How to 'Paint' on Metal Trash Can?

Old 08-12-07, 04:57 AM
PineCone's Avatar
Thread Starter
Join Date: Jan 2006
Location: Eastern US
Posts: 560
Received 0 Votes on 0 Posts
How to 'Paint' on Metal Trash Can?

I want to paint a Large Metal Trash Can that used to use until sturdy and colored-plastic trash cans came to the market. It's quite convenient to have around the backyard, because of its durability and tight-lid closure. I use this, a large Metal Trash trash Can for storage of 'odds and ends' stuff that normally does not fit into an ordinary plastic container.

The problem is not nice color to look at it. Then, I want to put paint, blue or green on it.

My question is: How to put paint on metal trash can? Guessing that I need to put 'primer' before putting a top-coat.

I would be truly appreciated it if anyone has any ideas how to paint metal surface successfully.

Old 08-13-07, 08:11 AM
Annette's Avatar
Join Date: Aug 2003
Location: Midwest
Posts: 4,155
Received 0 Votes on 0 Posts
i would use spray paint in a can. they have primer, too, but i'm not sure that you'd need it, if the trash can isn't rusted.
Old 08-13-07, 09:42 AM
Forum Topic Moderator
Join Date: Mar 2005
Location: USA - N.E.Tn
Posts: 48,088
Received 398 Votes on 354 Posts
Traditionally it has always been thought best to let galvanize weather for a year prior to applying paint.

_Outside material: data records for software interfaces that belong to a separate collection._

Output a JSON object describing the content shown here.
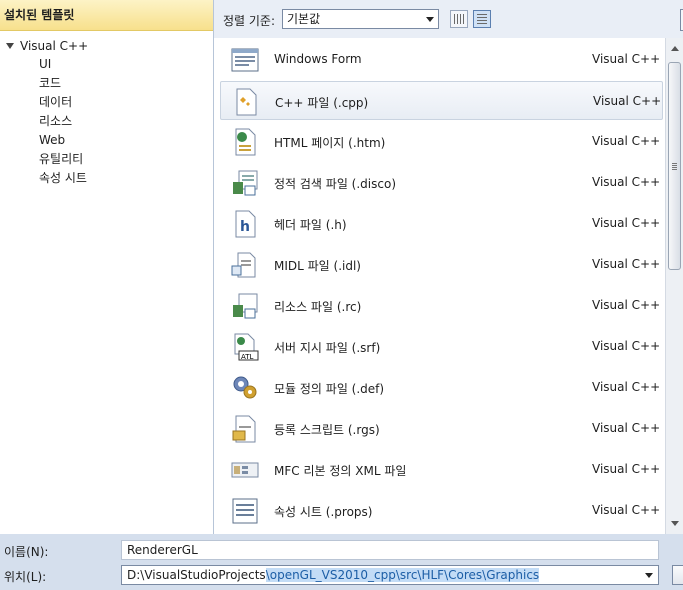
{
  "left_panel": {
    "header": "설치된 템플릿",
    "root": "Visual C++",
    "children": [
      "UI",
      "코드",
      "데이터",
      "리소스",
      "Web",
      "유틸리티",
      "속성 시트"
    ]
  },
  "sortbar": {
    "label": "정렬 기준:",
    "value": "기본값"
  },
  "items": [
    {
      "name": "Windows Form",
      "lang": "Visual C++",
      "icon": "form-icon"
    },
    {
      "name": "C++ 파일 (.cpp)",
      "lang": "Visual C++",
      "icon": "cpp-file-icon"
    },
    {
      "name": "HTML 페이지 (.htm)",
      "lang": "Visual C++",
      "icon": "html-page-icon"
    },
    {
      "name": "정적 검색 파일 (.disco)",
      "lang": "Visual C++",
      "icon": "disco-file-icon"
    },
    {
      "name": "헤더 파일 (.h)",
      "lang": "Visual C++",
      "icon": "header-file-icon"
    },
    {
      "name": "MIDL 파일 (.idl)",
      "lang": "Visual C++",
      "icon": "midl-file-icon"
    },
    {
      "name": "리소스 파일 (.rc)",
      "lang": "Visual C++",
      "icon": "resource-file-icon"
    },
    {
      "name": "서버 지시 파일 (.srf)",
      "lang": "Visual C++",
      "icon": "atl-srf-file-icon"
    },
    {
      "name": "모듈 정의 파일 (.def)",
      "lang": "Visual C++",
      "icon": "def-file-icon"
    },
    {
      "name": "등록 스크립트 (.rgs)",
      "lang": "Visual C++",
      "icon": "registry-script-icon"
    },
    {
      "name": "MFC 리본 정의 XML 파일",
      "lang": "Visual C++",
      "icon": "mfc-ribbon-icon"
    },
    {
      "name": "속성 시트 (.props)",
      "lang": "Visual C++",
      "icon": "property-sheet-icon"
    }
  ],
  "bottom": {
    "name_label": "이름(N):",
    "name_value": "RendererGL",
    "location_label": "위치(L):",
    "location_prefix": "D:\\VisualStudioProjects",
    "location_selected": "\\openGL_VS2010_cpp\\src\\HLF\\Cores\\Graphics"
  }
}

You can ask at the paint store which primer would be best for the condition your can is in. You should be able to use latex [providng no rust!] or oil base paint with decent results.
Old 08-13-07, 11:30 AM
PineCone's Avatar
Thread Starter
Join Date: Jan 2006
Location: Eastern US
Posts: 560
Received 0 Votes on 0 Posts
Thanks for the responses.

First, there is NO rust, ... as if I purchased it just yesterday from Home Depot, because I have been keeping a metal Trash Can right besides patio where ends and odds accumulating, particularly in the summer-time.

This metal one, I purchased about two years ago and still VERY shinny, then I posted asking whether any paints, either oil or latex could stick on it. As to local paint shop, there is Duron nearby my home, but those 'young' guys seems NOT much knowledgeable enough to assist customers in regard to tricky painting, like mine. In the past, ... I recall most of folks working at local paint shops were VERY knowledeable, ... but no longer to find one. I truly miss those, knowlegeable guys who were eager to help me out whenever I had question to ask.
Old 08-13-07, 04:55 PM
Join Date: Jul 2006
Location: Central MN
Posts: 557
Received 0 Votes on 0 Posts
not all of us young guys are completely in the dark. Pratt & Lambert makes a DTM industrial product numbered Z190. this is a latex bonding primer. XIM also makes a product, 400 White. that is an oil based bonding primer.

I would lightly scuff the can and prime. I like the XIM product. Application by spray would give you best finish. Apply a topcoat of 100% acrylic topcoat. I don't quite understand if this is going outside or in but either way I would use an exterior product.
Old 08-13-07, 05:42 PM
Join Date: Dec 1999
Location: South Dakota
Posts: 3,140
Received 0 Votes on 0 Posts
I use metal paint. Comes in both spray or brush on. Rust-O-Lium has a wide variety of colors and primer also. I do it all the time. I just painted three of them black about 4 days ago. good Luck
Old 08-13-07, 06:21 PM
Join Date: Aug 2006
Posts: 19
Received 0 Votes on 0 Posts
There is one thing to watch out for when painting galvanized metal (and presumably this can, like most others, is galvanized) with traditional alkyd rust paints is a phenomenon called saponification whereby the alkyds react with the zinc in the metal causing adhesion failure in short order. So don't just use regular rust paint, use a DTM primer or paint, or failing that a high adhesion acrylic primer.

You should also wipe it clean with a good cleaner. TSP or denatured alcohol should do a good job of picking up any leftover protective coatings or manufacturing oils.

Thread Tools
Search this Thread
Ask a Question
Question Title: